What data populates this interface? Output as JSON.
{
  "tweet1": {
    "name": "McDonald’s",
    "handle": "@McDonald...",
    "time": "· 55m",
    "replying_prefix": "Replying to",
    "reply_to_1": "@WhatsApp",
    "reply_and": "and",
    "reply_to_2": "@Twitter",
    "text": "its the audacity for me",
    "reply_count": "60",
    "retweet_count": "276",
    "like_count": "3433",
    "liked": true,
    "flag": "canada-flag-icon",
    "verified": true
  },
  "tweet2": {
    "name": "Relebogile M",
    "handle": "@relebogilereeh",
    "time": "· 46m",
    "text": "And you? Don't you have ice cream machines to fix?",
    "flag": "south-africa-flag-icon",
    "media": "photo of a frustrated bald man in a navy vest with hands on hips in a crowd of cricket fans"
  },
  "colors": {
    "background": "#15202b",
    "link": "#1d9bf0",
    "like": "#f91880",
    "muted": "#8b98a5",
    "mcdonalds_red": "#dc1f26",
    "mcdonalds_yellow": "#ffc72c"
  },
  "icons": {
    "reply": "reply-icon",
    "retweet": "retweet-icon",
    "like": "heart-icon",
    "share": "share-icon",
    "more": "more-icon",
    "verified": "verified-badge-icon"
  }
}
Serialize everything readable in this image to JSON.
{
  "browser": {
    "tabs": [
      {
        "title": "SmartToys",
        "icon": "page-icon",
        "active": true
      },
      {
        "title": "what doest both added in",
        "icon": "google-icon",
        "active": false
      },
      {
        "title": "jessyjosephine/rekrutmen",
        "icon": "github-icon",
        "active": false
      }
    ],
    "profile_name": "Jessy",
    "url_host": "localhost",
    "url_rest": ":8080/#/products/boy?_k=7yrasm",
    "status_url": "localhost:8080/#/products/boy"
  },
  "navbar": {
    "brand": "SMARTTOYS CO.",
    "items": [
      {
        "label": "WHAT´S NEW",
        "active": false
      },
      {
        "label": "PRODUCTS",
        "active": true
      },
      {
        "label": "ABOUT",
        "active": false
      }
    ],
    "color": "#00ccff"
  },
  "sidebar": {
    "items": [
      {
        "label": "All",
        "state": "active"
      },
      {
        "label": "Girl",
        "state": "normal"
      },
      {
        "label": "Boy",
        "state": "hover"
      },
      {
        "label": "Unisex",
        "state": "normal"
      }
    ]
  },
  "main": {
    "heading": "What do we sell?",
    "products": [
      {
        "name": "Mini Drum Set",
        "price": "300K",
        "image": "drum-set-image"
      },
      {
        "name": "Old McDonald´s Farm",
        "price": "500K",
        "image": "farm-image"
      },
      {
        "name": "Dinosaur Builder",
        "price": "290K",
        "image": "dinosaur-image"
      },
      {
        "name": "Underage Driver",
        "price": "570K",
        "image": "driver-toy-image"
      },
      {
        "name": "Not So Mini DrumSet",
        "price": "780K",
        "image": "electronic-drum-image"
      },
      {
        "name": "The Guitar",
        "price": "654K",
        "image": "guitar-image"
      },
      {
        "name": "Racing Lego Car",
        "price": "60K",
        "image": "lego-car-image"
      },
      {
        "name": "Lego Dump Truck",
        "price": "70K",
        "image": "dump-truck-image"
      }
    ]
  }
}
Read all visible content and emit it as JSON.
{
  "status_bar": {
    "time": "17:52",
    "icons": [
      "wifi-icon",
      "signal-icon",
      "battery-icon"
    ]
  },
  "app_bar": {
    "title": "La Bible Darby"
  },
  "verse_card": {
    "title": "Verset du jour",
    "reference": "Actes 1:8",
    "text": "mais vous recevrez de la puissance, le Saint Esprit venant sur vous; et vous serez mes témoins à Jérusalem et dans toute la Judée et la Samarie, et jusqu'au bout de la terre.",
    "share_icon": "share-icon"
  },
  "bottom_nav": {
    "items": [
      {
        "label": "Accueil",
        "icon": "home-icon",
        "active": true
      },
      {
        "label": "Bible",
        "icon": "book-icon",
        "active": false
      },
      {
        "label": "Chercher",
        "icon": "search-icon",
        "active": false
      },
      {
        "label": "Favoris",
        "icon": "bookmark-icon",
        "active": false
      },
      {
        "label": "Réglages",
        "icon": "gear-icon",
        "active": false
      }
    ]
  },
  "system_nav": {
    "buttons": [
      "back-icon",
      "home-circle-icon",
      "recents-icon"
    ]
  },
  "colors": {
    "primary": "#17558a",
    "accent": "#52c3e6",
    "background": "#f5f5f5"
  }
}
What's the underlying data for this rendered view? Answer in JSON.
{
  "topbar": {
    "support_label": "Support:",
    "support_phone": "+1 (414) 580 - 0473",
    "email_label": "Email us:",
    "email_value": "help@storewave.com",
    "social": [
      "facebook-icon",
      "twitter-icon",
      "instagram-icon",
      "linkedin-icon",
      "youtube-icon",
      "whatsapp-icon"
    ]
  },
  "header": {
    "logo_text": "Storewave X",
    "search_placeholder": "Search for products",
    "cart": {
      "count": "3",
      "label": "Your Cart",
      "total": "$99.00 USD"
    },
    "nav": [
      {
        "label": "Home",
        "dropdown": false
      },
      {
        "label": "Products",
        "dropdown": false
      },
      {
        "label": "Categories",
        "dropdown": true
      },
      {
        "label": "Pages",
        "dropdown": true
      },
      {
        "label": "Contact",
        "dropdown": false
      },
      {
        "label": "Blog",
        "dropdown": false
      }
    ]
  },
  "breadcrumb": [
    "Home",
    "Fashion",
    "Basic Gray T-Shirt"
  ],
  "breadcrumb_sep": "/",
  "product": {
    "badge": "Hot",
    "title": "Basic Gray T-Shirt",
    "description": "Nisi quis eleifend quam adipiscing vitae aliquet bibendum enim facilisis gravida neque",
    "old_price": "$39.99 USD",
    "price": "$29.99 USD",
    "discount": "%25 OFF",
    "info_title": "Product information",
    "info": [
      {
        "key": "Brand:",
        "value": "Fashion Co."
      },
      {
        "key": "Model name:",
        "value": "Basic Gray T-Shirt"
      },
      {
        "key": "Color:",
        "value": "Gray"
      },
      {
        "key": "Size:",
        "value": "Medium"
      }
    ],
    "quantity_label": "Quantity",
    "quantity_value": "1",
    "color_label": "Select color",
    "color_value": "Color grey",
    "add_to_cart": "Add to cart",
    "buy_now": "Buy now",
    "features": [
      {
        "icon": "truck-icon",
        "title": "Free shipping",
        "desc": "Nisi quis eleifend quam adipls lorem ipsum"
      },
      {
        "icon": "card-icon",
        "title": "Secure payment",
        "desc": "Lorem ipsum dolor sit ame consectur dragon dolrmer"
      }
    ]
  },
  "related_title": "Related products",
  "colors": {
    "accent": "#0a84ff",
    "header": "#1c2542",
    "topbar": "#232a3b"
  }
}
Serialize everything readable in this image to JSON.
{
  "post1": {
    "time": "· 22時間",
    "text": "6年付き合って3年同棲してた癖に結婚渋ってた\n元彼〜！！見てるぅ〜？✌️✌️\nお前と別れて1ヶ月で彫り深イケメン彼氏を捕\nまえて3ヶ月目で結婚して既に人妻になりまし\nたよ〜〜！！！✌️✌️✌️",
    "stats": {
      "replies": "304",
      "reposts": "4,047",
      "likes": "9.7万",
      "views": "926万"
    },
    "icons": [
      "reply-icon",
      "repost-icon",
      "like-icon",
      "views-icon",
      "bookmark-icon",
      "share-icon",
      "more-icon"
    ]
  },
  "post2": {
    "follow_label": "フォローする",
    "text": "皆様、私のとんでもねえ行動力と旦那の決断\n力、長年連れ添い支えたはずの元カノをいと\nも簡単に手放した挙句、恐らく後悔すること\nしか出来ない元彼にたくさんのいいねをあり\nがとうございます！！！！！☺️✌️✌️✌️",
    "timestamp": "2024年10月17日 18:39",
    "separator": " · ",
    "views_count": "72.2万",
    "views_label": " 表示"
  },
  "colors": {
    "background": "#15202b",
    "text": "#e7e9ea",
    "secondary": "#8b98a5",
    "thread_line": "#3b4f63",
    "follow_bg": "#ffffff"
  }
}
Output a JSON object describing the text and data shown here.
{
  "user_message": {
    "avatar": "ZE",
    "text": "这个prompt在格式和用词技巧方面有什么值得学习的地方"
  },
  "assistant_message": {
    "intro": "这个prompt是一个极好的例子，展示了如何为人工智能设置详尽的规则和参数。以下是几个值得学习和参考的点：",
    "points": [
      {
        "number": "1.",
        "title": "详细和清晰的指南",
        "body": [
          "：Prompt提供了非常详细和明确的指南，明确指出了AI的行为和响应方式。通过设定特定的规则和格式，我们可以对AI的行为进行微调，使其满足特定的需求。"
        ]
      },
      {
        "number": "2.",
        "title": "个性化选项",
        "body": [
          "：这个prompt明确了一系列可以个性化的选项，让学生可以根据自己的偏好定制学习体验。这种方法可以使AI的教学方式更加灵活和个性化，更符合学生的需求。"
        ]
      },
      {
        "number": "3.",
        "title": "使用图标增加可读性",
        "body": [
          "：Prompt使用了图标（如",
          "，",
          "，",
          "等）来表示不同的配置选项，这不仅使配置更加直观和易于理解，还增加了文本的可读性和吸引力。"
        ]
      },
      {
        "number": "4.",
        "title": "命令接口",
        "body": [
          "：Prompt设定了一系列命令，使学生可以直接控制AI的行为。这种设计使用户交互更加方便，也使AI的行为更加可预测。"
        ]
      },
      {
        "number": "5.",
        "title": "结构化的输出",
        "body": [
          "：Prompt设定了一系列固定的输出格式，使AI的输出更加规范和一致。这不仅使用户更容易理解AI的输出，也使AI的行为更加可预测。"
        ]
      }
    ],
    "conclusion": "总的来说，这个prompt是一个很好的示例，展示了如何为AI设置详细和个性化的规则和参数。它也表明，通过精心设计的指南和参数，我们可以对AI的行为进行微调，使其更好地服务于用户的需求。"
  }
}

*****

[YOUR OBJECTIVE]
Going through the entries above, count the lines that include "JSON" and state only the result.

[EXERCISE RESPONSE]
6